One of our key conversations this morning has been about where to pitch educational web services and apps. Schools may be the hubs for children’s education, but are they the best people to aim to?
Some startups are looking at ideas which they feel could sell equally to home and schools, and with the Night Zookeeper we were originally looking at something both schools and parents would buy.
Henry Playfoot of Stealth education has just been having a mentoring conversation with us, and his advice to is move away from this, and clearly delineate between home and school. Schools are looking for different things to parents, very versatile in terms of content, curriculum mapped ideas, something versatile enough to allow many specific learning objectives to be attached to.
Conversly parents and children are looking for engagement is worthwhile activities, and are potentially willing to spend money on a rich experience that children can explore and create. They can see the children developing in a wider sense around such experiences rather than wanting to quantify that learning so specifically.
In these tough times, the idea of pitching to schools seems like a hard sell. Whereas parents may be looking to rememdy the data driven focus of school, and willing to spend on tools which leverage their children’s creativity.

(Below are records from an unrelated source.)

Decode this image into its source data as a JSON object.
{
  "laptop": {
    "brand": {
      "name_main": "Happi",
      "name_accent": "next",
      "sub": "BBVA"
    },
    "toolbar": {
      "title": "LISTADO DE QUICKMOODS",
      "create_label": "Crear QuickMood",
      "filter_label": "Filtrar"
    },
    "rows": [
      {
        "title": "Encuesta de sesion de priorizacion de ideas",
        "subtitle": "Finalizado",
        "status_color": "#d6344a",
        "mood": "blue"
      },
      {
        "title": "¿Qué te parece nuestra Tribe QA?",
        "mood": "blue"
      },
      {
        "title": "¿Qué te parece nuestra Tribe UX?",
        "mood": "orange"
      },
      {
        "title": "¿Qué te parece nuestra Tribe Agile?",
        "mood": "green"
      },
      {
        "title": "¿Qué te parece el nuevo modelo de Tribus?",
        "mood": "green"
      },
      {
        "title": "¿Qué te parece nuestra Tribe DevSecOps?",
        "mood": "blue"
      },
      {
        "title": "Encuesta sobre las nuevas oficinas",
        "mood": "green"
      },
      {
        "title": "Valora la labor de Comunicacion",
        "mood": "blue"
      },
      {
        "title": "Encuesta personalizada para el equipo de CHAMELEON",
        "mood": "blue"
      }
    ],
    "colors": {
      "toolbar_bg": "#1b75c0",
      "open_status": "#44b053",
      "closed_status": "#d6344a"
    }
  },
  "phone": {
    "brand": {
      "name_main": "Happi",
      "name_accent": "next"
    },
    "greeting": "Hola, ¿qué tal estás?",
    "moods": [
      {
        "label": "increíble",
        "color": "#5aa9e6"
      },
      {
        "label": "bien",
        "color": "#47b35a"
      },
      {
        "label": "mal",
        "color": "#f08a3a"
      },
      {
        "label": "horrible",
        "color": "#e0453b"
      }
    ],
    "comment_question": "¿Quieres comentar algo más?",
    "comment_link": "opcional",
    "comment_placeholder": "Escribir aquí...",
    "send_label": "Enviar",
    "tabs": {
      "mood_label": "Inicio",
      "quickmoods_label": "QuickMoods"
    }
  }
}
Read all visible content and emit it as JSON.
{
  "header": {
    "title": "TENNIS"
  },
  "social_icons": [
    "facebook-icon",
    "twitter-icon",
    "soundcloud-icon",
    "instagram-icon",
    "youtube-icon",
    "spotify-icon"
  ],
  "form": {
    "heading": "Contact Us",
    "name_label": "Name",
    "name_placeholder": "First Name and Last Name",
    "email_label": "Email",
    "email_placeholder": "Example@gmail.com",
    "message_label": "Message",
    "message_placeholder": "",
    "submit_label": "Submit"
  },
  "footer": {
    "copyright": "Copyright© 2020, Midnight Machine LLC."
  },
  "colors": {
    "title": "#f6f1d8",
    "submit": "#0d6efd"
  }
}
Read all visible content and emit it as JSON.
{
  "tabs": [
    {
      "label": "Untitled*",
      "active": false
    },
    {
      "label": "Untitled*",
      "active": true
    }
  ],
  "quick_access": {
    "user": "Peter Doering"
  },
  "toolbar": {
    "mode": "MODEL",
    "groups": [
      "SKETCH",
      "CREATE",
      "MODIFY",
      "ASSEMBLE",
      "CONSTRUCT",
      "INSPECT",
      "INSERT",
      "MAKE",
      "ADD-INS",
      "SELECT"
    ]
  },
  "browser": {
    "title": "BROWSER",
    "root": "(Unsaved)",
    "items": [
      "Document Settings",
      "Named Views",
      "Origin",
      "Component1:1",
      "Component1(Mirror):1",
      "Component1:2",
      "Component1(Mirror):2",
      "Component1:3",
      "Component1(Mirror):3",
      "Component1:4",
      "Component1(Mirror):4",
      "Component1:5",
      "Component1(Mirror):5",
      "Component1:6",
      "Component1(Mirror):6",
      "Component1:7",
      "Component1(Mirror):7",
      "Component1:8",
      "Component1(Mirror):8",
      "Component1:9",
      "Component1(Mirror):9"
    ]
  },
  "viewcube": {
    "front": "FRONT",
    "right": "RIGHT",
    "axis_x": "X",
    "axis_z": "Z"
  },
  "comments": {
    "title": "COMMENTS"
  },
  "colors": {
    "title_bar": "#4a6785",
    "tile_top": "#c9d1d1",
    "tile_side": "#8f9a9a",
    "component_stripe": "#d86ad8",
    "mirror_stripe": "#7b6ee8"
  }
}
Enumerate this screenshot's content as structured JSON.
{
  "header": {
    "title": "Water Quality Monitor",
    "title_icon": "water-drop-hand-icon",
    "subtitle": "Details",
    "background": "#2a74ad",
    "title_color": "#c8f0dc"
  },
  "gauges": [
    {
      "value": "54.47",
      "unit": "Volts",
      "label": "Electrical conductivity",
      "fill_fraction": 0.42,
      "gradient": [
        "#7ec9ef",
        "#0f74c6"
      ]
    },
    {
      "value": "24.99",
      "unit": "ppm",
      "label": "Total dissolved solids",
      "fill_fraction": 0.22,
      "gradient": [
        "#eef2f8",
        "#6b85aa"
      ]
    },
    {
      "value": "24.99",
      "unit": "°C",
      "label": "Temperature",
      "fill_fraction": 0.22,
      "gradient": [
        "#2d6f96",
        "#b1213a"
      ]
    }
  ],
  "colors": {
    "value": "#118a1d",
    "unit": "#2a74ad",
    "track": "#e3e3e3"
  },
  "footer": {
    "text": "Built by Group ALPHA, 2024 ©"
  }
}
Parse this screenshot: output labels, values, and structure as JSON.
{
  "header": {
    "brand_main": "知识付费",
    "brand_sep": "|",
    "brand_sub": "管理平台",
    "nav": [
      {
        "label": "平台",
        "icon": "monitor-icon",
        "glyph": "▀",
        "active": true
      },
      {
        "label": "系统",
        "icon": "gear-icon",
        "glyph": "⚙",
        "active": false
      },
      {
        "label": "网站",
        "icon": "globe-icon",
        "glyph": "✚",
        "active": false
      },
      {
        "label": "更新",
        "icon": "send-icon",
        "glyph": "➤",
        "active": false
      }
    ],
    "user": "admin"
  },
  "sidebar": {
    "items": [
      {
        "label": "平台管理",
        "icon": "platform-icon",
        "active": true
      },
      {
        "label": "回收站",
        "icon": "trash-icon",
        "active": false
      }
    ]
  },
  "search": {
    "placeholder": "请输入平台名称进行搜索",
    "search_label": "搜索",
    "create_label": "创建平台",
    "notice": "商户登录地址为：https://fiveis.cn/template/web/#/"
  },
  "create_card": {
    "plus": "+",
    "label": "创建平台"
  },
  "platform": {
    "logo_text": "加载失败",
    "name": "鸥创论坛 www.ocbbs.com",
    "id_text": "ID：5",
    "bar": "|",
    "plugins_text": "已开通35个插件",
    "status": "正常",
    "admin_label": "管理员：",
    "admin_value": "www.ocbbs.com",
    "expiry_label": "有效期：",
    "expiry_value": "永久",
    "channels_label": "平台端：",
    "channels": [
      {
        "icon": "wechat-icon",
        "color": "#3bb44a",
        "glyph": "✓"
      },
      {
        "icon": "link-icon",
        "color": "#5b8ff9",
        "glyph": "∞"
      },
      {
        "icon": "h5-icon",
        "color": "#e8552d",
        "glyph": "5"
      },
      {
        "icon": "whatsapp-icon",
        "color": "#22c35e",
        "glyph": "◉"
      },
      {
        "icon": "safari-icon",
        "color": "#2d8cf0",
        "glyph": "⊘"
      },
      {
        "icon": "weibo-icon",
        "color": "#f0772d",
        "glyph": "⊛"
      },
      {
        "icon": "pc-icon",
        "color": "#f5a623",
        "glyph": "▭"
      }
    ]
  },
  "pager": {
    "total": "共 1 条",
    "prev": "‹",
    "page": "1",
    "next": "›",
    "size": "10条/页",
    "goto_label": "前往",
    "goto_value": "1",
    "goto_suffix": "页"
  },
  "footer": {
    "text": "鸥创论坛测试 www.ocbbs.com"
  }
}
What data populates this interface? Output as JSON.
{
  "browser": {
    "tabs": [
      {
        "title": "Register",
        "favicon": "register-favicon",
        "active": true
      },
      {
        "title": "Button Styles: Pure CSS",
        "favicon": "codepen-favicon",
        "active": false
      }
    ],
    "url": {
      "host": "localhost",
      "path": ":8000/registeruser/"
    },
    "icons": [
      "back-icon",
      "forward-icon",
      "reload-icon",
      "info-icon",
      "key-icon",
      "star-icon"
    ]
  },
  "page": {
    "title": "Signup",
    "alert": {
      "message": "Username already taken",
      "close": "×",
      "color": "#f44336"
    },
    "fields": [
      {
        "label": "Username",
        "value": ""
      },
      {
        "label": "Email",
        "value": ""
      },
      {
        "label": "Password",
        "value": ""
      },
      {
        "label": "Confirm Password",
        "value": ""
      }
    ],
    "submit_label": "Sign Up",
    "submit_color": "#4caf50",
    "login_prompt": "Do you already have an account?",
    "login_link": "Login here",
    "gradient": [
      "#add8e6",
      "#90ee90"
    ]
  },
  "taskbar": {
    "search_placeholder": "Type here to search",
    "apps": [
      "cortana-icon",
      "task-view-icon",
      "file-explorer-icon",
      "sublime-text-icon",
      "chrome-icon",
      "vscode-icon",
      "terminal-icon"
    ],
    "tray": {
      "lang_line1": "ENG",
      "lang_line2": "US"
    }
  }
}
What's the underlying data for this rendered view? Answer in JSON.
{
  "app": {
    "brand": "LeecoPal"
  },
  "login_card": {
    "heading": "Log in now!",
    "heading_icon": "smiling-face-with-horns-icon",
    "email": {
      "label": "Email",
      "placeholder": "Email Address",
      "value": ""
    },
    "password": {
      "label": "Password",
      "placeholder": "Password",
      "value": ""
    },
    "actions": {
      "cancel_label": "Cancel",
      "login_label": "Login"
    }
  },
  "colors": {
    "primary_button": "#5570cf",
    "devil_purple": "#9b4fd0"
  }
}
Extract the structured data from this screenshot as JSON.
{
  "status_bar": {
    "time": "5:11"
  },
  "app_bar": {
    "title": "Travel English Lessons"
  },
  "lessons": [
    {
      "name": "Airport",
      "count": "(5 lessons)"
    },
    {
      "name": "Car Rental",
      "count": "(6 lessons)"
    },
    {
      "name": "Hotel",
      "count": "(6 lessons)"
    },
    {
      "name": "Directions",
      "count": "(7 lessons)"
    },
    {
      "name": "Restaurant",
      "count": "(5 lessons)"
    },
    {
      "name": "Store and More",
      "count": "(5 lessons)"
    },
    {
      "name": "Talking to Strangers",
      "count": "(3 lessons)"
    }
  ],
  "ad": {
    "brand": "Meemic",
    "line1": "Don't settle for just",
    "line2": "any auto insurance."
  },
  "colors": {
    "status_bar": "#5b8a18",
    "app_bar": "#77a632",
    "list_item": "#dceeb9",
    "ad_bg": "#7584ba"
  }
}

The consesus? Selling to the home market, engaging children and satisfying parents that they are getting real worth from online experiences is the way to go.